There is a new complication in Covid19 patients, specially young children:
“82 children with Kawasaki-like syndrome in New York City, an increase of 30 cases since yesterday.” One should know “scientists haven’t found an exact cause for Kawasaki disease. It might be linked to genes, viruses, bacteria, and other things in the world around a child, such as chemicals and irritants.”
This is not Kawasaki as this article notes !
- shock — in which patients need medication to maintain blood pressure and intensive care unit treatment — may be the critical differentiator between this and traditional Kawasaki disease. Choueiter noted fewer than 5% of patients with Kawasaki disease present with shock.”
- These patients also have low lymphocyte counts, whereas traditional Kawasaki disease comes with a high count.
However, Lemierre’s syndrome is known to be caused by anaerobic bacteria, aided by Epstein Barr virus. And it affects young children.
And based on metagenomic sequencing data from 25+ Covid19 patients, I show that:
SARS-Cov2 enables anaerobic bacteria (Prevotella, et al) to colonize the lungs disrupting homeostasis – symptoms (ARDS, septic shock, blood clots, arterial stroke) finds resonance, with key differences, in the ‘forgotten disease’ Lemierre Syndrome, caused by anaerobic bacteria enabled by Epstein Barr Virus
A recent paper (May 13th) outlines An outbreak of severe Kawasaki-like disease at the Italian epicentre of the SARS-CoV-2 epidemic: an observational cohort study & notes the classical symptoms of Kawaski – each of these symptoms I have linked to Lemierre’s syndrome (click for a paper)
“Patients presenting with the classic form had non-exudative conjunctivitis, hand and feet anomalies (ie, erythema or firm induration, or both), and polymorphic rash. Four (80%) of five patients had associated changes of the lips or oral cavity, or both; patient 7 also had laterocervical lymphadenopathy (table 1).”

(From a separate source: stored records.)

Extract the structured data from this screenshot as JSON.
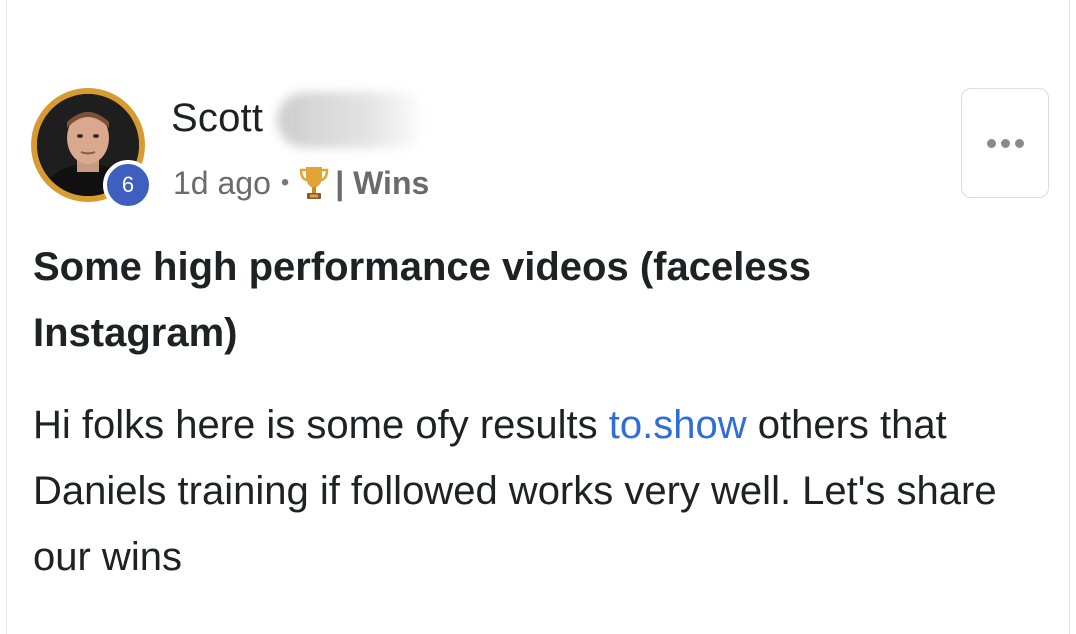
{
  "post": {
    "author": {
      "name": "Scott",
      "level": "6",
      "avatar_icon": "profile-photo"
    },
    "meta": {
      "time": "1d ago",
      "separator": "•",
      "category_icon": "trophy-icon",
      "category": "| Wins"
    },
    "more_icon": "more-horizontal-icon",
    "title": "Some high performance videos (faceless Instagram)",
    "body": {
      "part1": "Hi folks here is some ofy results ",
      "link_text": "to.show",
      "part2": " others that Daniels training if followed works very well. Let's share our wins"
    }
  },
  "colors": {
    "link": "#2f6ed8",
    "badge": "#3f5fbf",
    "avatar_ring": "#d79b32",
    "meta_text": "#6b6b6b"
  }
}
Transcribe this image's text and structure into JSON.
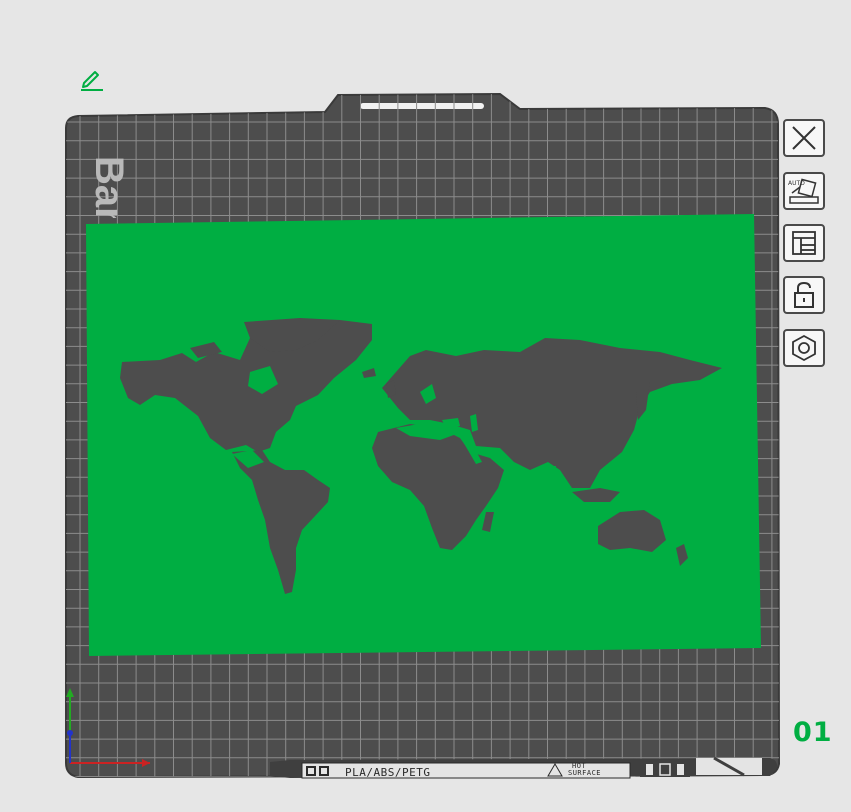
{
  "plate": {
    "brand": "Bam",
    "number": "01",
    "surface_label": "PLA/ABS/PETG",
    "hot_line1": "HOT",
    "hot_line2": "SURFACE"
  },
  "model": {
    "name": "world-map-plaque",
    "color": "#00ae42"
  },
  "toolbar": {
    "buttons": [
      {
        "name": "close-plate",
        "icon": "close-icon"
      },
      {
        "name": "auto-orient",
        "icon": "auto-orient-icon",
        "text": "AUTO"
      },
      {
        "name": "arrange",
        "icon": "arrange-icon"
      },
      {
        "name": "lock-plate",
        "icon": "unlock-icon"
      },
      {
        "name": "plate-settings",
        "icon": "hexagon-settings-icon"
      }
    ]
  },
  "colors": {
    "accent": "#00ae42",
    "plate_bg": "#4d4d4d",
    "grid": "#8c8c8c",
    "background": "#e6e6e6",
    "axis_x": "#cc2222",
    "axis_y": "#22aa22",
    "axis_z": "#2233cc"
  }
}
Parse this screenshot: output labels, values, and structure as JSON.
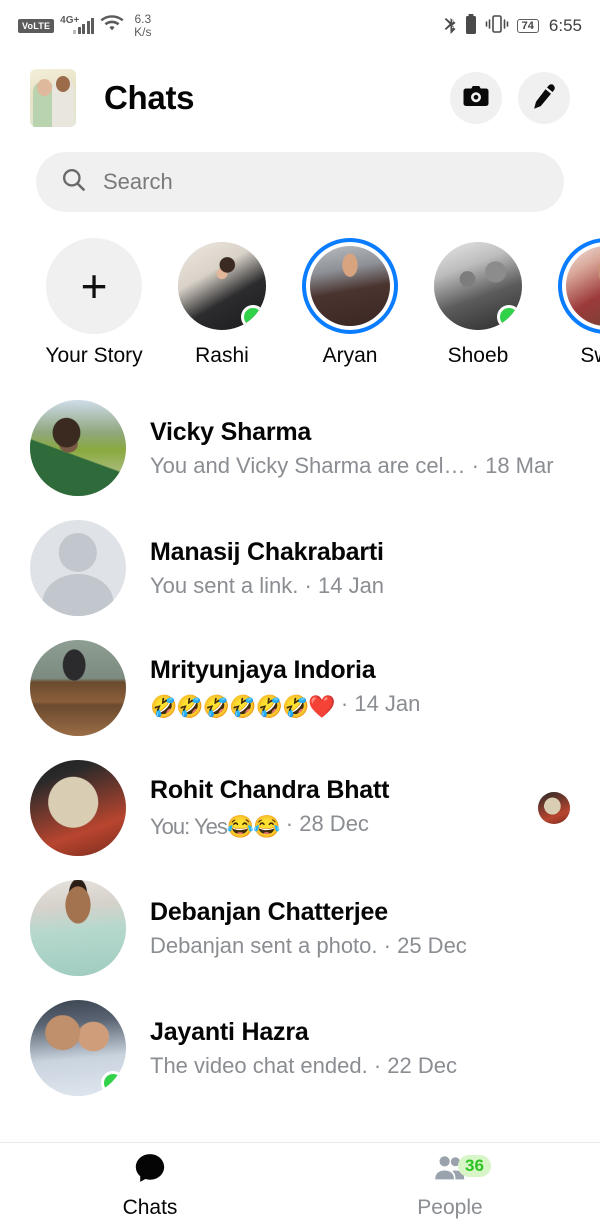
{
  "statusbar": {
    "volte": "VoLTE",
    "network": "4G+",
    "speed_value": "6.3",
    "speed_unit": "K/s",
    "bluetooth_icon": "bluetooth-icon",
    "vibrate_icon": "vibrate-icon",
    "battery_percent": "74",
    "time": "6:55"
  },
  "header": {
    "avatar_name": "profile-avatar",
    "title": "Chats",
    "camera_label": "camera-icon",
    "compose_label": "compose-pencil-icon"
  },
  "search": {
    "placeholder": "Search",
    "icon": "search-icon"
  },
  "stories": [
    {
      "name": "Your Story",
      "type": "add",
      "ring": false,
      "online": false
    },
    {
      "name": "Rashi",
      "type": "photo",
      "ring": false,
      "online": true
    },
    {
      "name": "Aryan",
      "type": "photo",
      "ring": true,
      "online": false
    },
    {
      "name": "Shoeb",
      "type": "photo",
      "ring": false,
      "online": true
    },
    {
      "name": "Sway",
      "type": "photo",
      "ring": true,
      "online": false
    }
  ],
  "chats": [
    {
      "name": "Vicky Sharma",
      "snippet": "You and Vicky Sharma are cel…",
      "time": "18 Mar",
      "avatar": "photo",
      "online": false,
      "seen": false
    },
    {
      "name": "Manasij Chakrabarti",
      "snippet": "You sent a link.",
      "time": "14 Jan",
      "avatar": "silhouette",
      "online": false,
      "seen": false
    },
    {
      "name": "Mrityunjaya Indoria",
      "snippet": "🤣🤣🤣🤣🤣🤣❤️",
      "time": "14 Jan",
      "avatar": "photo",
      "online": false,
      "seen": false
    },
    {
      "name": "Rohit Chandra Bhatt",
      "snippet": "You: Yes😂😂",
      "time": "28 Dec",
      "avatar": "photo",
      "online": false,
      "seen": true
    },
    {
      "name": "Debanjan Chatterjee",
      "snippet": "Debanjan sent a photo.",
      "time": "25 Dec",
      "avatar": "photo",
      "online": false,
      "seen": false
    },
    {
      "name": "Jayanti Hazra",
      "snippet": "The video chat ended.",
      "time": "22 Dec",
      "avatar": "photo",
      "online": true,
      "seen": false
    }
  ],
  "bottomnav": [
    {
      "label": "Chats",
      "icon": "chat-bubble-icon",
      "active": true,
      "badge": ""
    },
    {
      "label": "People",
      "icon": "people-icon",
      "active": false,
      "badge": "36"
    }
  ],
  "colors": {
    "accent_blue": "#0a7cff",
    "online_green": "#31d14a",
    "badge_green": "#2cc422",
    "badge_bg": "#d8f5c8",
    "primary_text": "#050505",
    "secondary_text": "#8a8d91",
    "field_bg": "#f0f0f0"
  },
  "separator": "·"
}
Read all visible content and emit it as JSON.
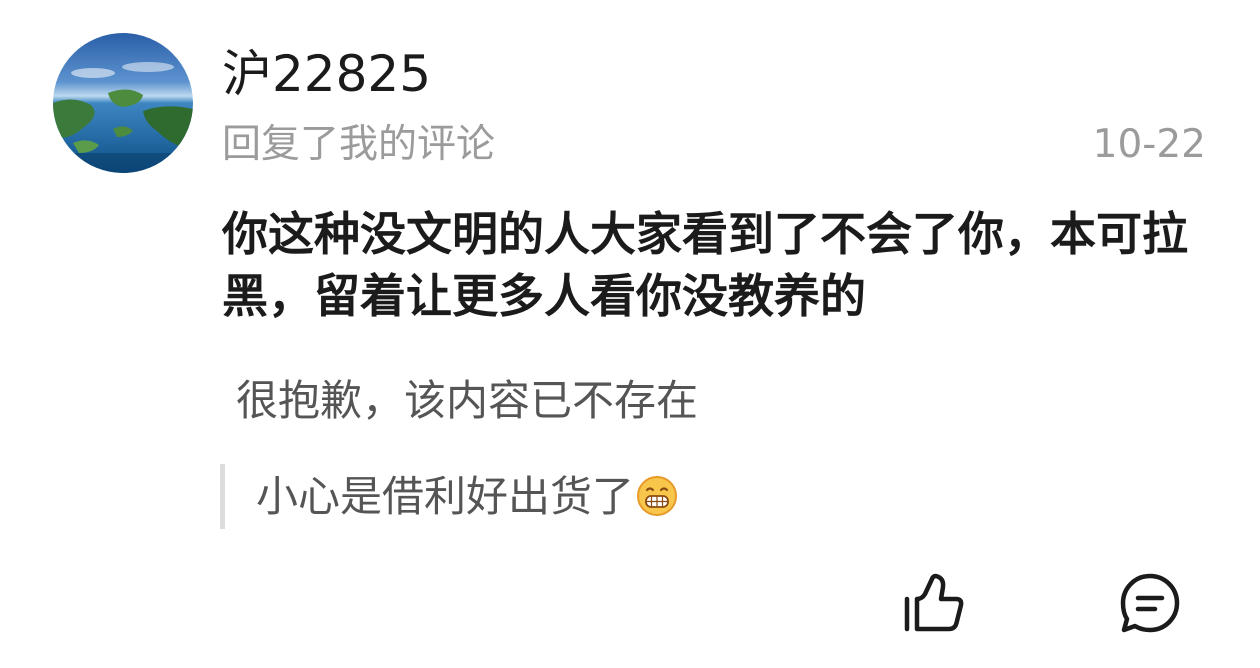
{
  "comment": {
    "username": "沪22825",
    "subtitle": "回复了我的评论",
    "timestamp": "10-22",
    "reply_text": "你这种没文明的人大家看到了不会了你，本可拉黑，留着让更多人看你没教养的",
    "deleted_notice": "很抱歉，该内容已不存在",
    "quoted_comment": "小心是借利好出货了",
    "quoted_emoji": "grinning-face-emoji",
    "avatar_icon": "island-landscape-avatar"
  },
  "actions": {
    "like_icon": "thumbs-up-icon",
    "reply_icon": "comment-bubble-icon"
  },
  "colors": {
    "primary_text": "#1b1b1b",
    "secondary_text": "#9b9b9b",
    "muted_text": "#555555",
    "quote_bar": "#dcdcdc",
    "background": "#ffffff"
  }
}
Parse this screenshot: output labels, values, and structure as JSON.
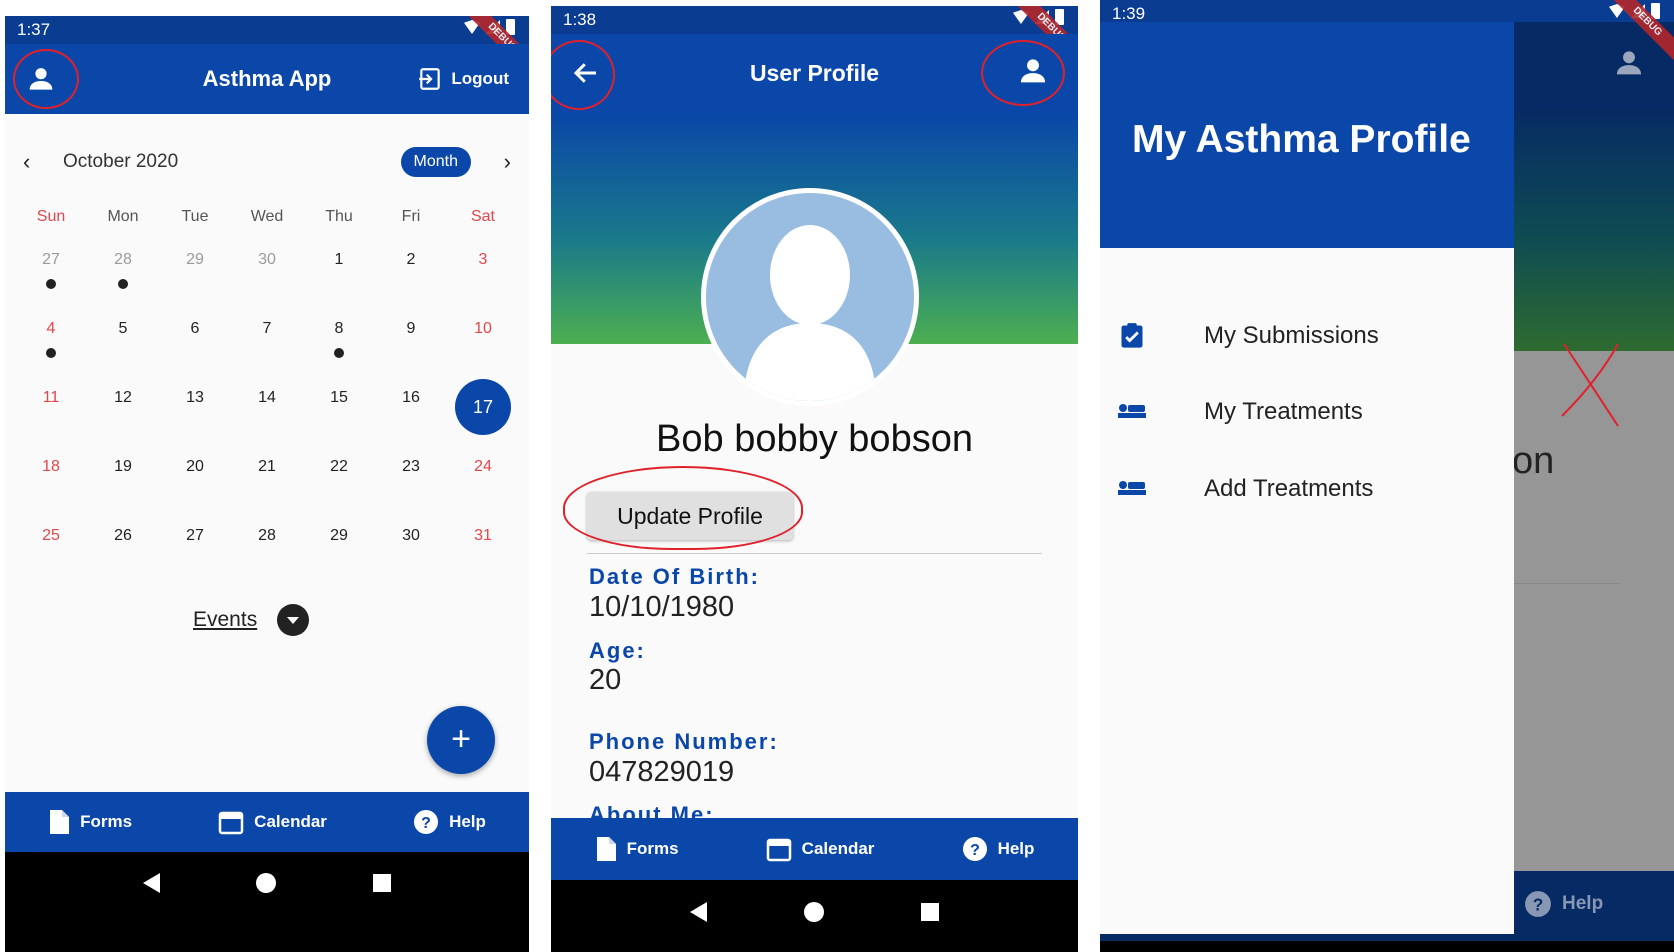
{
  "screen1": {
    "status_time": "1:37",
    "debug_label": "DEBUG",
    "app_title": "Asthma App",
    "logout_label": "Logout",
    "month_label": "October 2020",
    "view_button": "Month",
    "weekdays": [
      "Sun",
      "Mon",
      "Tue",
      "Wed",
      "Thu",
      "Fri",
      "Sat"
    ],
    "weeks": [
      [
        {
          "d": "27",
          "muted": true,
          "event": true
        },
        {
          "d": "28",
          "muted": true,
          "event": true
        },
        {
          "d": "29",
          "muted": true
        },
        {
          "d": "30",
          "muted": true
        },
        {
          "d": "1"
        },
        {
          "d": "2"
        },
        {
          "d": "3"
        }
      ],
      [
        {
          "d": "4",
          "event": true
        },
        {
          "d": "5"
        },
        {
          "d": "6"
        },
        {
          "d": "7"
        },
        {
          "d": "8",
          "event": true
        },
        {
          "d": "9"
        },
        {
          "d": "10"
        }
      ],
      [
        {
          "d": "11"
        },
        {
          "d": "12"
        },
        {
          "d": "13"
        },
        {
          "d": "14"
        },
        {
          "d": "15"
        },
        {
          "d": "16"
        },
        {
          "d": "17",
          "today": true
        }
      ],
      [
        {
          "d": "18"
        },
        {
          "d": "19"
        },
        {
          "d": "20"
        },
        {
          "d": "21"
        },
        {
          "d": "22"
        },
        {
          "d": "23"
        },
        {
          "d": "24"
        }
      ],
      [
        {
          "d": "25"
        },
        {
          "d": "26"
        },
        {
          "d": "27"
        },
        {
          "d": "28"
        },
        {
          "d": "29"
        },
        {
          "d": "30"
        },
        {
          "d": "31"
        }
      ]
    ],
    "events_label": "Events",
    "fab_label": "+",
    "nav": {
      "forms": "Forms",
      "calendar": "Calendar",
      "help": "Help"
    }
  },
  "screen2": {
    "status_time": "1:38",
    "debug_label": "DEBUG",
    "title": "User Profile",
    "name": "Bob bobby bobson",
    "update_button": "Update Profile",
    "dob_label": "Date Of Birth:",
    "dob_value": "10/10/1980",
    "age_label": "Age:",
    "age_value": "20",
    "phone_label": "Phone Number:",
    "phone_value": "047829019",
    "about_label": "About Me:",
    "nav": {
      "forms": "Forms",
      "calendar": "Calendar",
      "help": "Help"
    }
  },
  "screen3": {
    "status_time": "1:39",
    "debug_label": "DEBUG",
    "drawer_title": "My Asthma Profile",
    "items": [
      {
        "label": "My Submissions",
        "icon": "clipboard-check-icon"
      },
      {
        "label": "My Treatments",
        "icon": "bed-icon"
      },
      {
        "label": "Add Treatments",
        "icon": "bed-icon"
      }
    ],
    "bg_text": "on",
    "bg_help": "Help"
  },
  "colors": {
    "primary": "#0a47a8",
    "status": "#0a3d91",
    "weekend": "#e0474c",
    "annotation": "#e0212b"
  }
}
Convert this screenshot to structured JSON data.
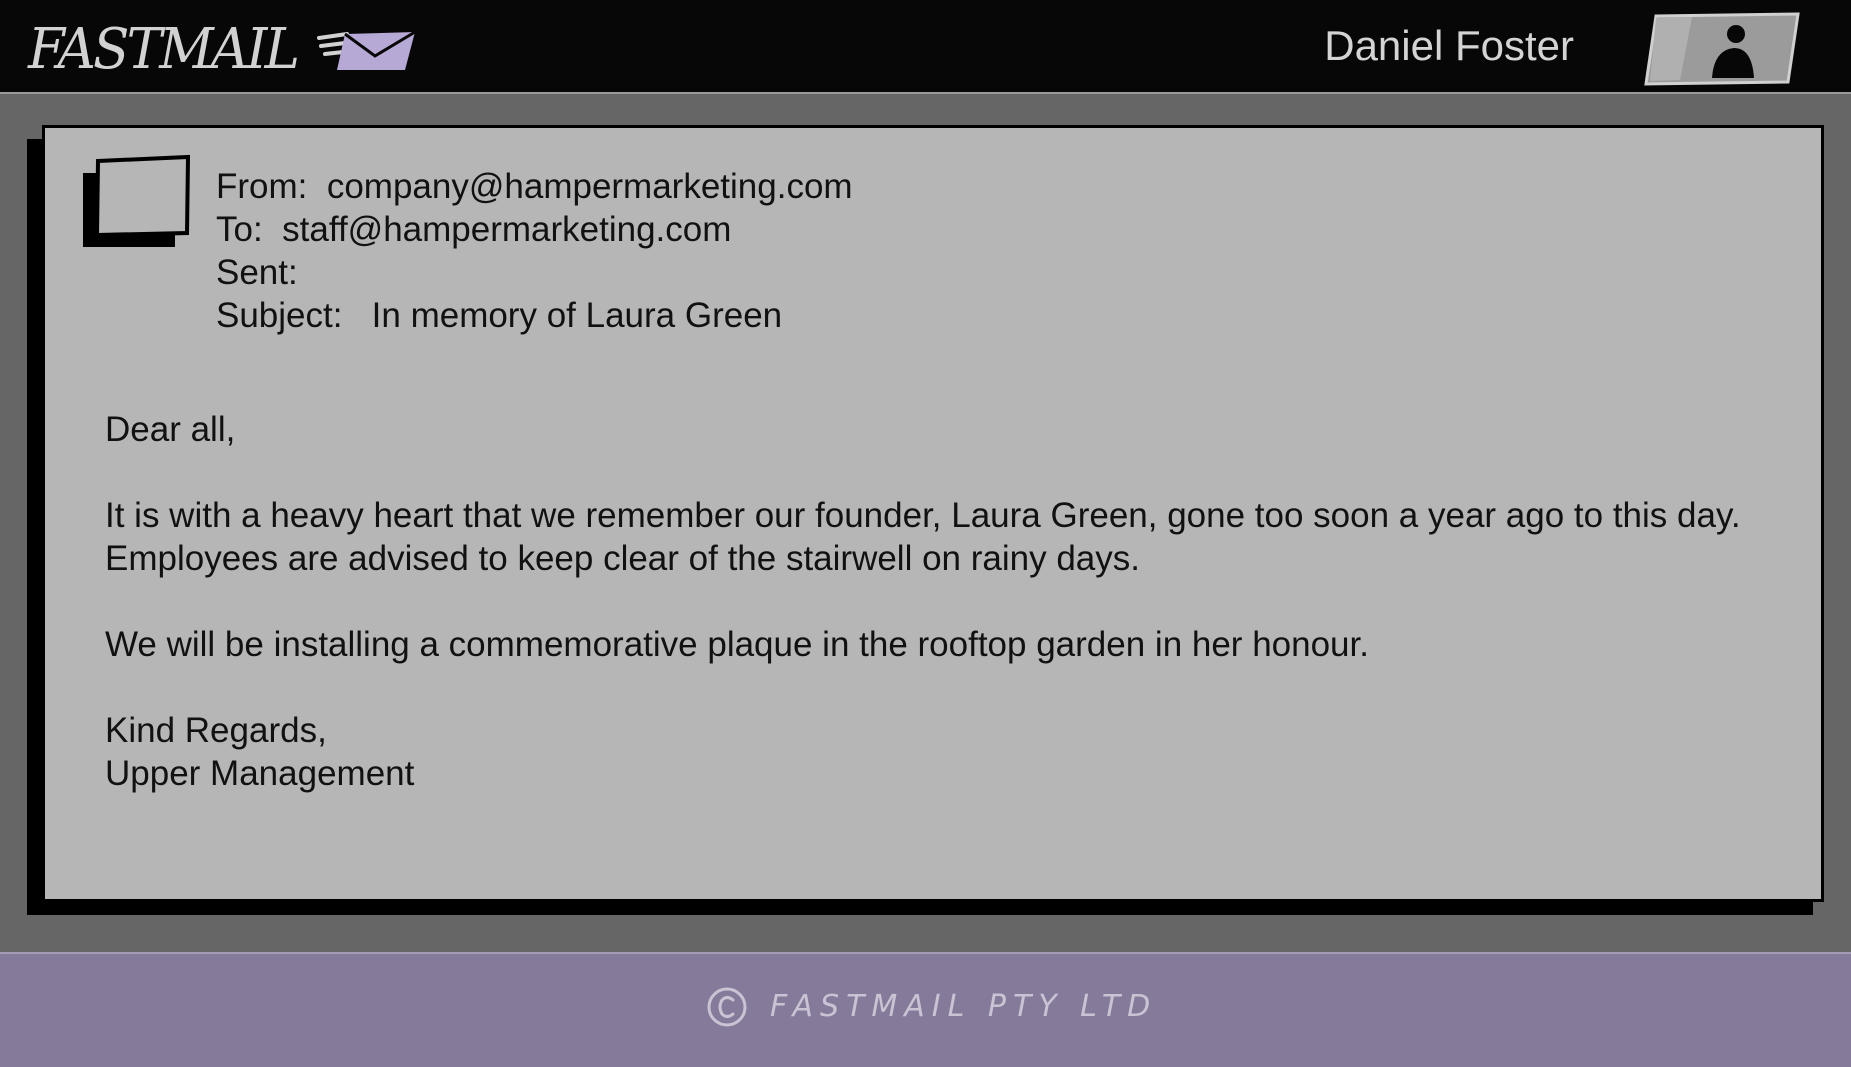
{
  "app": {
    "logo_text": "FASTMAIL",
    "user_name": "Daniel Foster",
    "colors": {
      "header_bg": "#070707",
      "page_bg": "#666666",
      "card_bg": "#b6b6b6",
      "footer_bg": "#867a9a",
      "envelope": "#b7a9d6"
    }
  },
  "email": {
    "from_label": "From:",
    "from_value": "company@hampermarketing.com",
    "to_label": "To:",
    "to_value": "staff@hampermarketing.com",
    "sent_label": "Sent:",
    "sent_value": "",
    "subject_label": "Subject:",
    "subject_value": "In memory of Laura Green",
    "greeting": "Dear all,",
    "paragraph1_line1": "It is with a heavy heart that we remember our founder, Laura Green, gone too soon a year ago to this day.",
    "paragraph1_line2": "Employees are advised to keep clear of the stairwell on rainy days.",
    "paragraph2": "We will be installing a commemorative plaque in the rooftop garden in her honour.",
    "signoff": "Kind Regards,",
    "signature": "Upper Management"
  },
  "footer": {
    "copyright_symbol": "copyright-icon",
    "text": "FASTMAIL PTY LTD"
  }
}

Thus, considering the common anaerobic bacteria present in Covid19 and Lemierre’s syndrome, it is advised to test for anaerobic bacteria – and if possible for coinfection with EBV in children presenting with what is currently being assumed to be Kawasaki disease.